University of Arizona Law Launches New Graduate Certificates in Health Law

Sept. 25, 2018

Two new online certificate programs offer specialized, interdisciplinary training in less than one year

The University of Arizona James E. Rogers College of Law has launched two new online graduate certificates in health law. The certificate programs allow working professionals to gain specialized legal knowledge and training to help navigate complex legal issues in the health care industry.

Each program is accepting applications for courses that will begin in January 2019. Coursework for either certificate can be completed in less than one year, and all credits may be applied to a Master of Legal Studies degree.

Graduate Certificate in Regulatory Science

Offered in collaboration with the UA College of Pharmacy and the nonprofit Critical Path Institute (C-Path), the online Graduate Certificate in Regulatory Science provides specialized training in navigating the path from research to bringing medical products to market. 

Regulatory science is the science of developing new tools, standards and approaches to assess the safety, efficacy, quality and performance of all products regulated by the U.S. Food and Drug Administration.

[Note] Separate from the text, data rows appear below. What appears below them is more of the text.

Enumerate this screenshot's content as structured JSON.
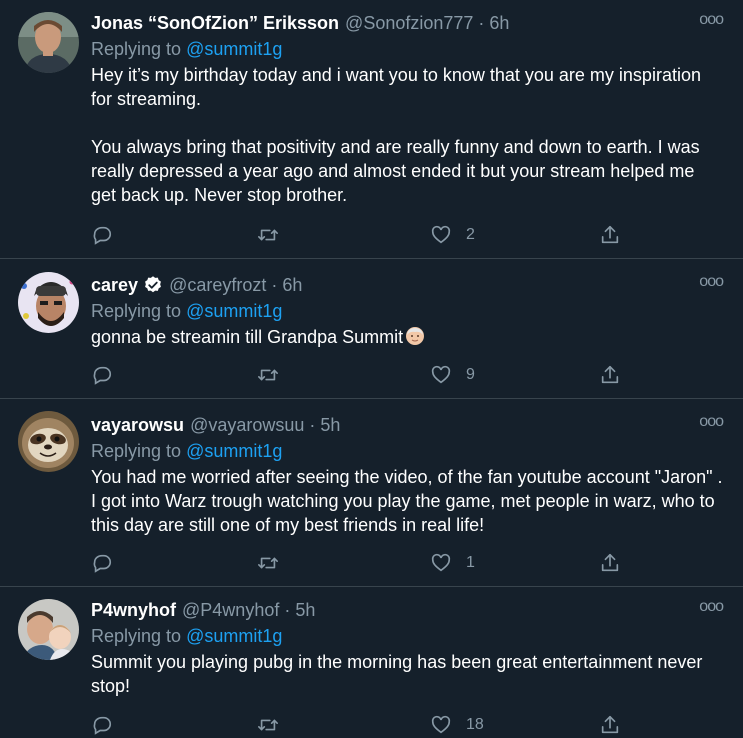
{
  "tweets": [
    {
      "name": "Jonas “SonOfZion” Eriksson",
      "handle": "@Sonofzion777",
      "dot": "·",
      "time": "6h",
      "more": "ooo",
      "replying_prefix": "Replying to ",
      "replying_to": "@summit1g",
      "text": "Hey it’s my birthday today and i want you to know that you are my inspiration for streaming.\n\nYou always bring that positivity and are really funny and down to earth. I was really depressed a year ago and almost ended it but your stream helped me get back up. Never stop brother.",
      "likes": "2",
      "verified": false,
      "avatar_icon": "person-avatar-icon"
    },
    {
      "name": "carey",
      "handle": "@careyfrozt",
      "dot": "·",
      "time": "6h",
      "more": "ooo",
      "replying_prefix": "Replying to ",
      "replying_to": "@summit1g",
      "text": "gonna be streamin till Grandpa Summit",
      "likes": "9",
      "verified": true,
      "avatar_icon": "person-avatar-icon"
    },
    {
      "name": "vayarowsu",
      "handle": "@vayarowsuu",
      "dot": "·",
      "time": "5h",
      "more": "ooo",
      "replying_prefix": "Replying to ",
      "replying_to": "@summit1g",
      "text": "You had me worried after seeing the video, of the fan youtube account \"Jaron\" . I got into Warz trough watching you play the game, met people in warz, who to this day are still one of my best friends in real life!",
      "likes": "1",
      "verified": false,
      "avatar_icon": "sloth-avatar-icon"
    },
    {
      "name": "P4wnyhof",
      "handle": "@P4wnyhof",
      "dot": "·",
      "time": "5h",
      "more": "ooo",
      "replying_prefix": "Replying to ",
      "replying_to": "@summit1g",
      "text": "Summit you playing pubg in the morning has been great entertainment never stop!",
      "likes": "18",
      "verified": false,
      "avatar_icon": "person-avatar-icon"
    }
  ],
  "icons": {
    "reply": "reply-icon",
    "retweet": "retweet-icon",
    "like": "heart-icon",
    "share": "share-icon",
    "emoji": "old-man-emoji-icon"
  },
  "colors": {
    "background": "#15202b",
    "border": "#38444d",
    "secondary_text": "#8899a6",
    "mention": "#1da1f2"
  }
}
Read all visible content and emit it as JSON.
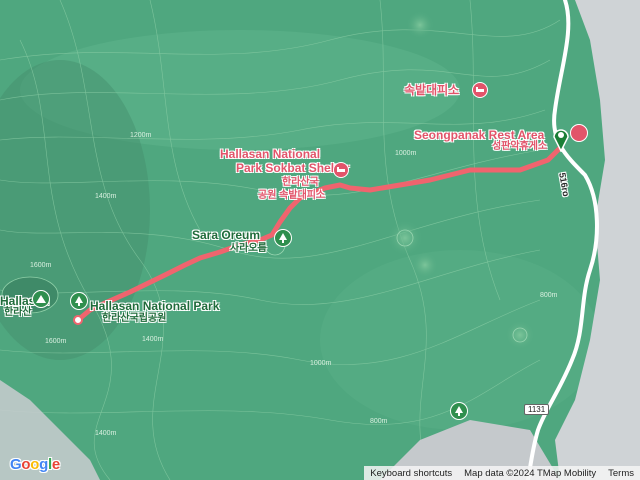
{
  "map": {
    "provider_logo": [
      "G",
      "o",
      "o",
      "g",
      "l",
      "e"
    ],
    "logo_colors": [
      "#4285f4",
      "#ea4335",
      "#fbbc05",
      "#4285f4",
      "#34a853",
      "#ea4335"
    ],
    "footer": {
      "keyboard": "Keyboard shortcuts",
      "attribution": "Map data ©2024 TMap Mobility",
      "terms": "Terms"
    },
    "colors": {
      "terrain": "#4fa77f",
      "route": "#f0646e",
      "marker": "#1a7f36",
      "poi_red": "#e2546a",
      "poi_green": "#1f6b3a"
    },
    "labels": {
      "sokbat_ko": "속밭대피소",
      "rest_area_en": "Seongpanak Rest Area",
      "rest_area_ko": "성판악휴게소",
      "shelter_en_1": "Hallasan National",
      "shelter_en_2": "Park Sokbat Shelter",
      "shelter_ko_1": "한라산국",
      "shelter_ko_2": "공원 속밭대피소",
      "sara_en": "Sara Oreum",
      "sara_ko": "사라오름",
      "park_en": "Hallasan National Park",
      "park_ko": "한라산국립공원",
      "summit_en": "Hallasan",
      "summit_ko": "한라산"
    },
    "contours": [
      "1200m",
      "1400m",
      "1000m",
      "1400m",
      "1600m",
      "1600m",
      "800m",
      "1400m",
      "1000m",
      "800m"
    ],
    "road": {
      "name": "516ro",
      "shield": "1131"
    }
  }
}
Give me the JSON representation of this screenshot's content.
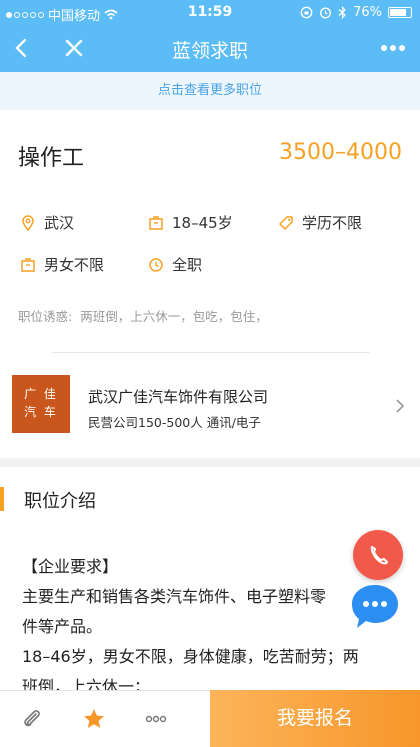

"There is a large and growing need for current and future pharmaceutical and medical device professionals, regulators, business leaders and scientists to have specialized training in translating research into new interventions for safe and effective medical products,” said Tara Sklar, JD, MPH, director of graduate health sciences programs and professor with University of Arizona Law.

“This program provides a background for graduate students and professionals to influence and directly participate in the field of regulatory science,” said John-Michael Sauer, PhD, executive director of the Predictive Safety Testing Consortium at C-Path and pharmacology professor at the UA College of Medicine – Tucson. “In connection with our work at the Critical Path Institute, we provide students the knowledge and tools to accelerate medical product development.”

Describing the core competencies in the program, Christopher Robertson, JD, PhD, associate dean for research and innovation and professor with University of Arizona Law said, “Students will gain specific insight into how the U.S. Food and Drug Administration is structured and how it regulates drugs, biologics, devices and diagnostics, from early discovery and development to bringing products to market. Courses feature an in-depth focus on policies, ethics, regulations and processes covering basic science work, pre-clinical trials and post-marketing responsibilities.”

Added Sklar, “All five of the courses are developed by academics from law and the health sciences, along with industry leaders to ensure there is direct application from what is taught to what is needed in the regulatory science workforce.”

More information:

Graduate Certificate in Health Law for Health Professionals

Offered in partnership with the College of Pharmacy, the online Graduate Certificate in Health Law for Health Professionals will equip graduate students and working professionals across multiple disciplines with core competencies in the laws, regulations and ethics surrounding the health care industry. 

“This program provides a 360-degree view for students to study the practice and delivery of how health care is regulated,” said Christopher Robertson, JD, PhD, associate dean of research and innovation and professor at University of Arizona Law. “Our goal is to help current and future health professionals understand the laws and regulations in their work setting in order to know how to innovate and improve outcomes to better meet patient needs.”

As part of the program, students will study federal laws and regulations, along with scope of practice licensing requirements, that govern health professionals. Additional topics in the certificate include the balance between individual autonomy and government interests in protecting the public’s health and the moral responsibilities that come with being a health care provider. The program consists of four courses (12 credits) that can be completed part-time in less than one year. 

“The courses intersect and build on each other in order to provide students an opportunity to identify, interpret and effectively communicate the legal issues that inevitably arise in the delivery of health care,” said Tara Sklar, JD, MPH, director of graduate health sciences programs and professor at University of Arizona Law. “In collaboration with industry experts, we also address emerging trends in health care from an ethical and legal perspective, such as advances in health IT with decision support methods, information exchanges and the growing use of telemedicine.”

More information:

Media contact: Tracy Mueller, assistant dean, external communications and marketing, University of Arizona Law,, 520-621-1563